It's risky!  I don't usually recruit for mission trip by telling kids and parents how risky it is.  It's not the neighborhood, or the travel, or the governments, or the poverty, or the people we encounter, or the groups we work alongside, or dangerous heretical ideas with which they could come into contact.  Those are not the risks and the dangers.  The risk is that they will begin to dream dreams of God's call on their life, to seek and save the lost, to put service and love above safety, security, career, or the American dream.  They will dream big and pursue what is eternal and godly.
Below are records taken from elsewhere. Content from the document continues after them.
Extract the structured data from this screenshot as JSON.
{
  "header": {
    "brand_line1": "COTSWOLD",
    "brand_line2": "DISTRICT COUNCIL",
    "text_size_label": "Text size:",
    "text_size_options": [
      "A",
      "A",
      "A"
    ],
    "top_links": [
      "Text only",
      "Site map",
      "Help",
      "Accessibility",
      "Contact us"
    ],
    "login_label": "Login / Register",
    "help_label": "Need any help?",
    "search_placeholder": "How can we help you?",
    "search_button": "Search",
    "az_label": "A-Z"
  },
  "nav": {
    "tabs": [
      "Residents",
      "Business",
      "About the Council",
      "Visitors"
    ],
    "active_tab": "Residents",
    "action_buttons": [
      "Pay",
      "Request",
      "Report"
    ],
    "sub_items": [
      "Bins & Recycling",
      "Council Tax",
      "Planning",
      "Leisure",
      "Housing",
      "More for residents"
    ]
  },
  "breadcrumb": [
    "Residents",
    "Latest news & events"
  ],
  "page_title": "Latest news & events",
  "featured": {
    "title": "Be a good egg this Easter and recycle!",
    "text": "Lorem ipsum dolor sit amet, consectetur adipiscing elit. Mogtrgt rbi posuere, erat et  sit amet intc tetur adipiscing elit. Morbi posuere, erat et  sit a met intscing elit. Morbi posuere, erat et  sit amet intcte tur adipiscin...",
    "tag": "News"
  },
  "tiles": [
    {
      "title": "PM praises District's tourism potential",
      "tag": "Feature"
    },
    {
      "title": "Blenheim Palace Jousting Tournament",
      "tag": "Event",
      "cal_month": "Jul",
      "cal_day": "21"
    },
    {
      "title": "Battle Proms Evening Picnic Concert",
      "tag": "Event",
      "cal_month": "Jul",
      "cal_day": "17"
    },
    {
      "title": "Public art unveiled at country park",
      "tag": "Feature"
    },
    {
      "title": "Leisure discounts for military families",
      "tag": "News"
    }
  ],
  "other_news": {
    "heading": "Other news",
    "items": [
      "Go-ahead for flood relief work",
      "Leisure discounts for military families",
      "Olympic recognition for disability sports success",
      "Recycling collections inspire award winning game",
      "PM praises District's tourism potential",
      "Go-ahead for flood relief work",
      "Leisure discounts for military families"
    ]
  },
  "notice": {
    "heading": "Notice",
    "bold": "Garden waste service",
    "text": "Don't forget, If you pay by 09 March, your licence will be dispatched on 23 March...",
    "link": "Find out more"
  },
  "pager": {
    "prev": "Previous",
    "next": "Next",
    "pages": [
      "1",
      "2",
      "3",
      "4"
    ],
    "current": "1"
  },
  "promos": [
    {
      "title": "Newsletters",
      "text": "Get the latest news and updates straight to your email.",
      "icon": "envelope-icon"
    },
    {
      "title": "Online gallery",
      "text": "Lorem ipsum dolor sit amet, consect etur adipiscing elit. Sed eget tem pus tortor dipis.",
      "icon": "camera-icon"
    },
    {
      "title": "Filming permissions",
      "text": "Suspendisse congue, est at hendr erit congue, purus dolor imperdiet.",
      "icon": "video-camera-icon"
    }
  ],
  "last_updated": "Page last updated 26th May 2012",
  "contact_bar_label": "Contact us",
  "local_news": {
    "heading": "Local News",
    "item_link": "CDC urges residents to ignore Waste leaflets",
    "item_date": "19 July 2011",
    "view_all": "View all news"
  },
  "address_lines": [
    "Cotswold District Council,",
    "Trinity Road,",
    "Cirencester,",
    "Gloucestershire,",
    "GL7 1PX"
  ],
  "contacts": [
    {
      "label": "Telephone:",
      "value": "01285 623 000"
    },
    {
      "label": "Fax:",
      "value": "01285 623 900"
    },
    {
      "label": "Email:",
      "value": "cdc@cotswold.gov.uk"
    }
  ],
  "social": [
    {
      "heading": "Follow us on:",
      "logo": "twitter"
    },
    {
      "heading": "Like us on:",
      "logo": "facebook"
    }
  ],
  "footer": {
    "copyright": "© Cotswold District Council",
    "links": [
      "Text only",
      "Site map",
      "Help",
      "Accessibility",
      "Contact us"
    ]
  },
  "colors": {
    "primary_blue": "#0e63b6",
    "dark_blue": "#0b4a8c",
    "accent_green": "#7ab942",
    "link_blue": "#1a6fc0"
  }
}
Our YWAM liaison, Mark, is a Kiwi, a New Zealander with a heart for the world and for mission, who shares his dream with his wife and 3, soon to be 4, kids to serve others in love and with all his gifts of leadership and music and hard work.  His father, he told me, once asked him what he would do about money and retirement.  Had God provided for those things?  What would Mark do when he was old?  Mark bravely, and with no naivety at all, told his father that then perhaps he would go to Asia and die in poverty like most of the world does.  I was floored.  Mark trusted God to provide for his needs so completely that he was going to give his all and follow the Lord wherever he called, whatever is eternal and godly.

I've told some of you that I spoke at length with Pedro, the father of the family that my work team built a house with and for.  His arm around me, he told me in Spanish that GOD had built this house, that we were his family now, that we were always welcome, as all of you are, and that one day when he saw God, he would tell him about us.

God dreams for us, brothers and sisters, and God dreams BIG.  We are the wicked servant whenever we dream small or dream for ourselves and our children in small ways.  But when we step aside, when we pray, when we seek, when we find need and meet it with great love, giving all of our heart in thankfulness with our roots deep in the Lord, we are the good and faithful servant.  When you pour out your resources to send young people to change lives and be transformed, when you join us and travel to those in need, when you step aside from micromanaging your life and the life of your children to set them on a road measured by success and security and prestige and allow them to seek God's call, we dream big, we love deeply, and discover the hopes and future God calls us to be a part of.

I challenge you this week... yes, more homework... sit down.  Sit down alone or with your spouse, your children, your parents.  Sit down and dream together.  Ask yourselves about your own gifts.  What do you have in small portion or abundance?  Then ask yourself what dreams God may have for each of you.  How will you serve, how will you make use of what the master has given you?  Will you be serving this year here, in our community, on mission trip?  Will you be volunteering or giving of your time and resources in some new way?  Make a list of the biggest dreams you can dream for how you are maybe being called to serve and use those many "talents" the master has given you.  Put that list on your fridge and keep looking at it, adding to it, changing it, and keep dreaming big. 

There's a big old mission field of dreams in this world.  And when you have dreamed and done and become, you will stand before the Lord, and a little man named Pedro will be there to introduce you, and the Lord will say, "well done, good and faithful servant."  Amen.


Charge

Isn't it strange, that princes and kings, 

and clowns that caper in sawdust rings,
and common-folk like you and me, 
are builders for eternity?

To each is given a bag of tools,

a shapeless mass and a Book of Rules;
and each must make 'ere time has flown,
a stumbling block or a stepping stone.